What if the landlord does not make repairs? If you gave written notice to your landlord described in question one, do not pay your rent to the landlord.  But, you must save your rent.  If you sent the written notice, you will have a defense to an eviction for non-payment of rent.  You will be required to deposit the rent with the court if the landlord files an eviction.  If you don’t save your rent, you will likely be evicted and you won’t get a hearing or speak to a judge.

Can I make the repairs myself and deduct it from the rent? No.  You can only do this if your landlord agrees to it, either in the lease or in a separate agreement.  If your landlord tells you can use the rent to pay for repairs, make sure you get the agreement it in writing.  An email or text from the landlord confirming the agreement will protect you later.  
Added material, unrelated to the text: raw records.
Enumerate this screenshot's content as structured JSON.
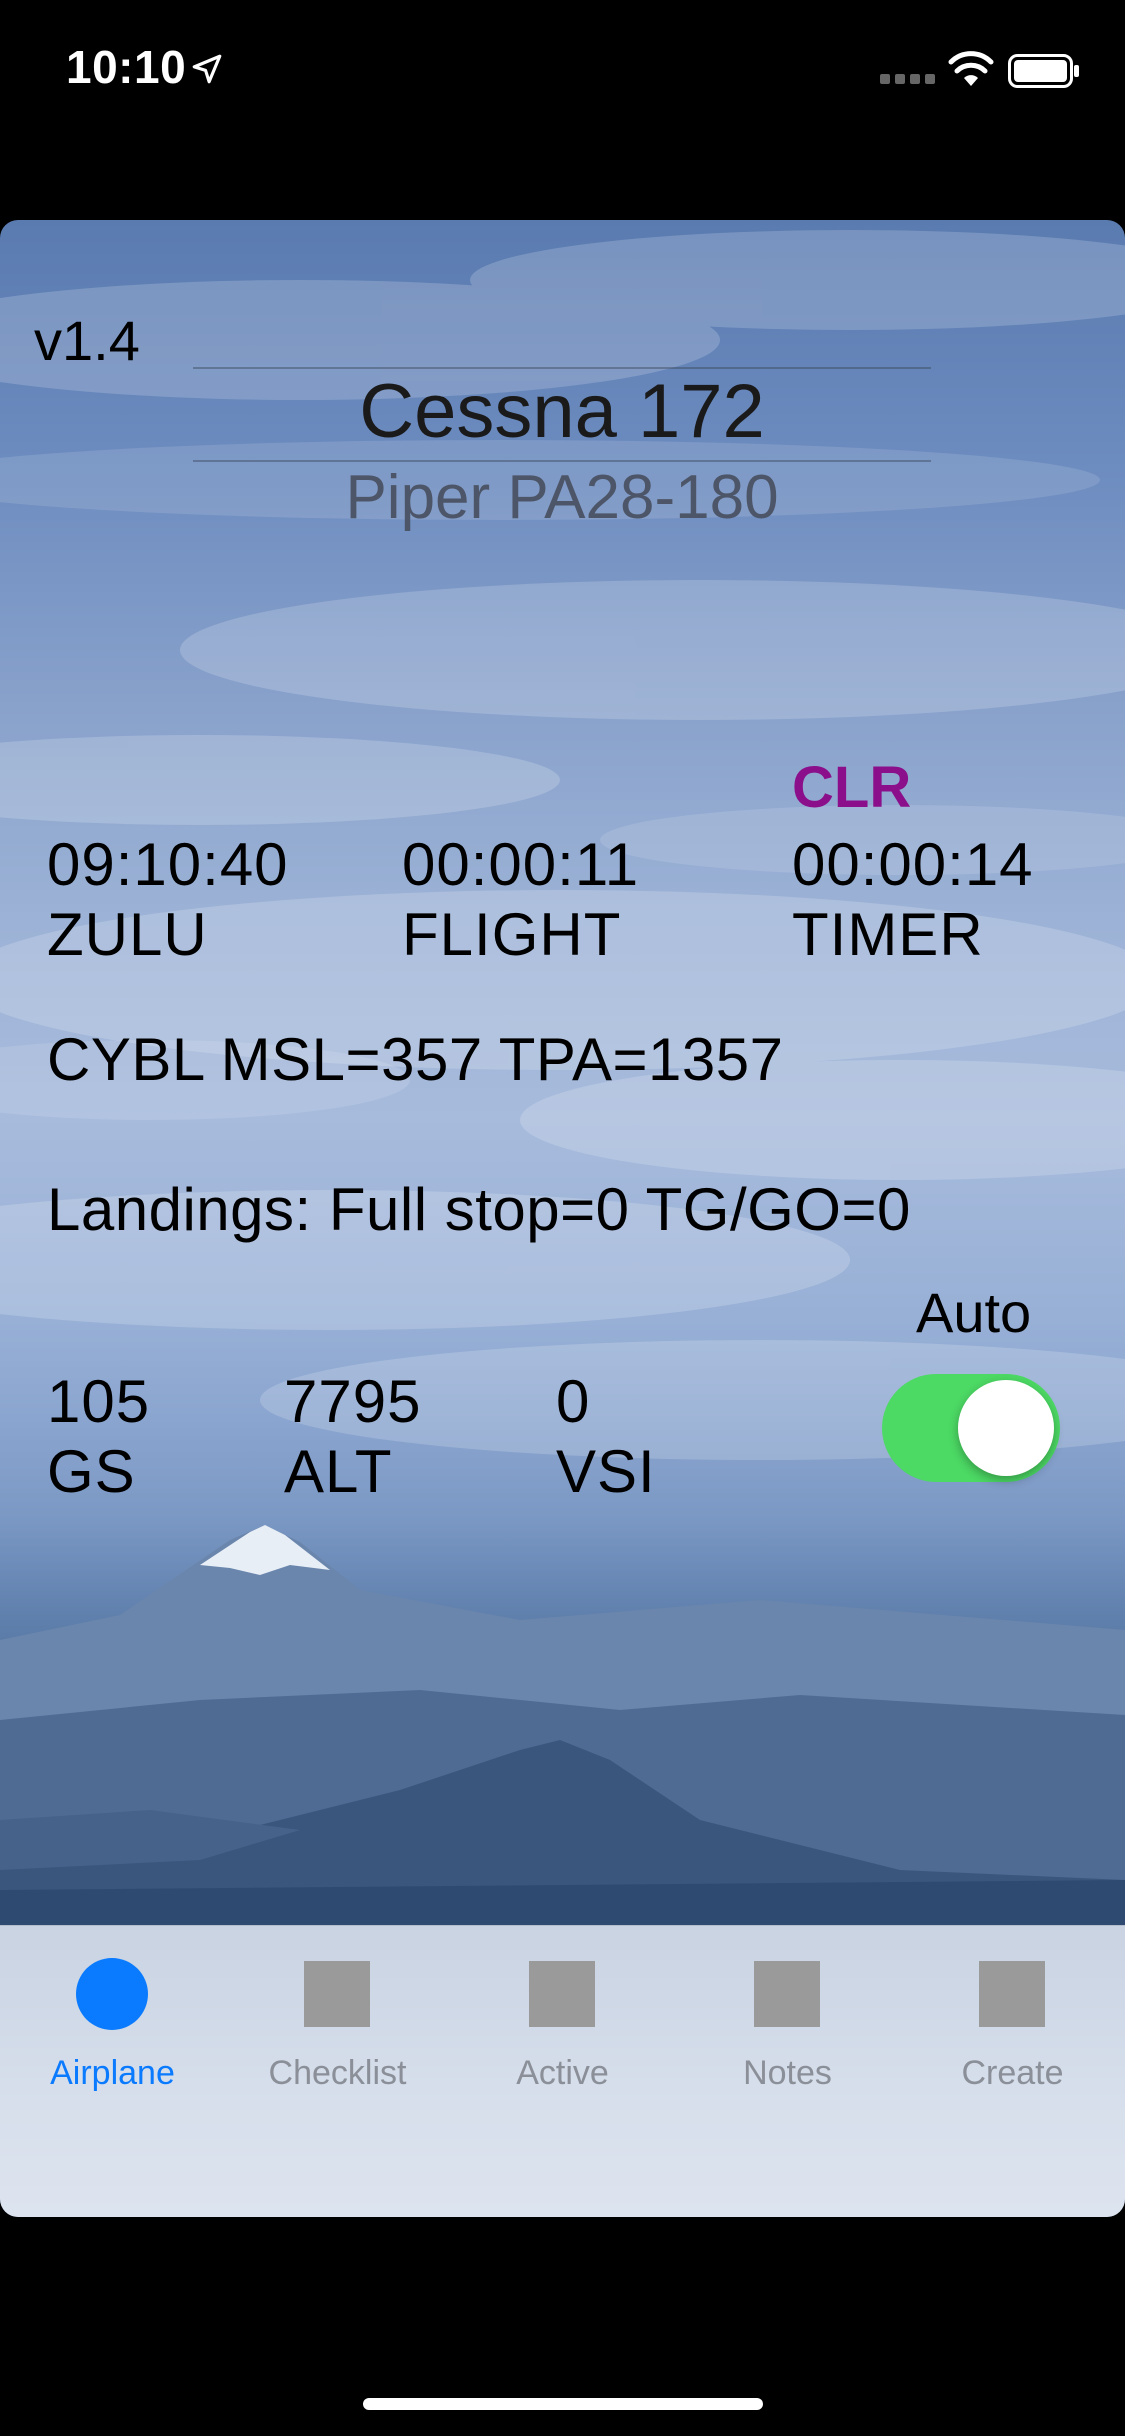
{
  "status_bar": {
    "time": "10:10",
    "icons": [
      "location-arrow-icon",
      "cellular-signal-icon",
      "wifi-icon",
      "battery-icon"
    ]
  },
  "header": {
    "version": "v1.4",
    "aircraft_picker": {
      "selected": "Cessna 172",
      "next": "Piper PA28-180"
    }
  },
  "timers": {
    "clear_label": "CLR",
    "zulu": {
      "value": "09:10:40",
      "label": "ZULU"
    },
    "flight": {
      "value": "00:00:11",
      "label": "FLIGHT"
    },
    "timer": {
      "value": "00:00:14",
      "label": "TIMER"
    }
  },
  "airport_info": "CYBL MSL=357  TPA=1357",
  "landings": "Landings: Full stop=0 TG/GO=0",
  "instruments": {
    "gs": {
      "value": "105",
      "label": "GS"
    },
    "alt": {
      "value": "7795",
      "label": "ALT"
    },
    "vsi": {
      "value": "0",
      "label": "VSI"
    }
  },
  "auto_toggle": {
    "label": "Auto",
    "on": true,
    "on_color": "#4cd964"
  },
  "tab_bar": {
    "active_color": "#0a7afe",
    "tabs": [
      {
        "label": "Airplane",
        "active": true
      },
      {
        "label": "Checklist",
        "active": false
      },
      {
        "label": "Active",
        "active": false
      },
      {
        "label": "Notes",
        "active": false
      },
      {
        "label": "Create",
        "active": false
      }
    ]
  }
}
My place is unlivable after the hurricane.  What can I do? If you have somewhere else to go, you can tell the landlord that the place is unlivable and you are moving out.  Do this in writing and take photos. You won’t be responsible for any more rent under the lease.  If only part of your home is unlivable, you have the right to move everything out of that part of your home and reduce your rent for that part of the home.

I have no power.  Do I have to pay rent? Yes.  In most cases, the loss of power after a hurricane requires FPL to fix lines and restore power. If you think the landlord caused the power outage or there are structural issues at the building preventing power from being restored, you should consult with a lawyer.  

I couldn’t work during the storm and didn’t get paid.  I don’t have the money for next month’s rent. What should I do? First, you should talk to your landlord and see if she’d be willing to work with you and give you time to catch up on your rent.  If not, you should contact the HAND program at 1-877-994-4357 to see if you qualify for rental assistance (in Miami-Dade County only). Unfortunately, the loss of income caused by a hurricane, is not a defense to an eviction for non-payment of rent. If you have received any eviction papers, you should contact Legal Services for advice.

All my stuff was destroyed when the roof fell in on the place I rent - what help can I get? If you don’t have renter’s insurance and you aren’t covered by your landlord’s insurance policy, you may be able to get Individual and Household Program (IHP) money from FEMA to replace necessary items of personal property such as clothing, household items, furnishings and appliances.

My landlord told me to move out the next day because he wants the apartment for his daughter who lost her house in the hurricane, and told me if I wasn’t out, he’d change the locks - do I have to move? Florida law does not allow a landlord to lock you out or turn off the utilities or use any “self help” to get you to leave. The landlord must file an eviction action in court and, then you only have to move out after the judge orders you to be evicted by the Sheriff.  Before filing an eviction, the landlord must first give you some type of written notice telling you to move. If you get any eviction papers, you can should contact Legal Services for advice. If the landlord locks you out or tries to force you out, call the police and contact Legal Services. You may have a claim for damages equal to three times the monthly rent.


In kind donations are also needed: drop off at the Community Emergency Operations Centers (see above); with Koncious Kontractors; or to medical volunteers through their Amazon Wish List.


After previous storms, impacted communities made demands for an equitable recovery. Here is what they prioritized:

Miami is the most unequal place in the United States. Our neighborhoods were underwater long before hurricanes make landfall. Unequal conditions before a storm all but guarantee an unequal recovery, but it doesn’t have to be this way. We can and should recover in a way that responds to the unnatural disasters that put our communities in a constant state of emergency.

This is a call for a recovery that serves ALL Floridians. We need:

  • Lights, Food and Water

  • Equity in Relief and Recovery

  • A Moratorium on Evictions

  • A Moratorium on Deportations & Detainers

  • A Moratorium on Firings

  • and a Say in our Futures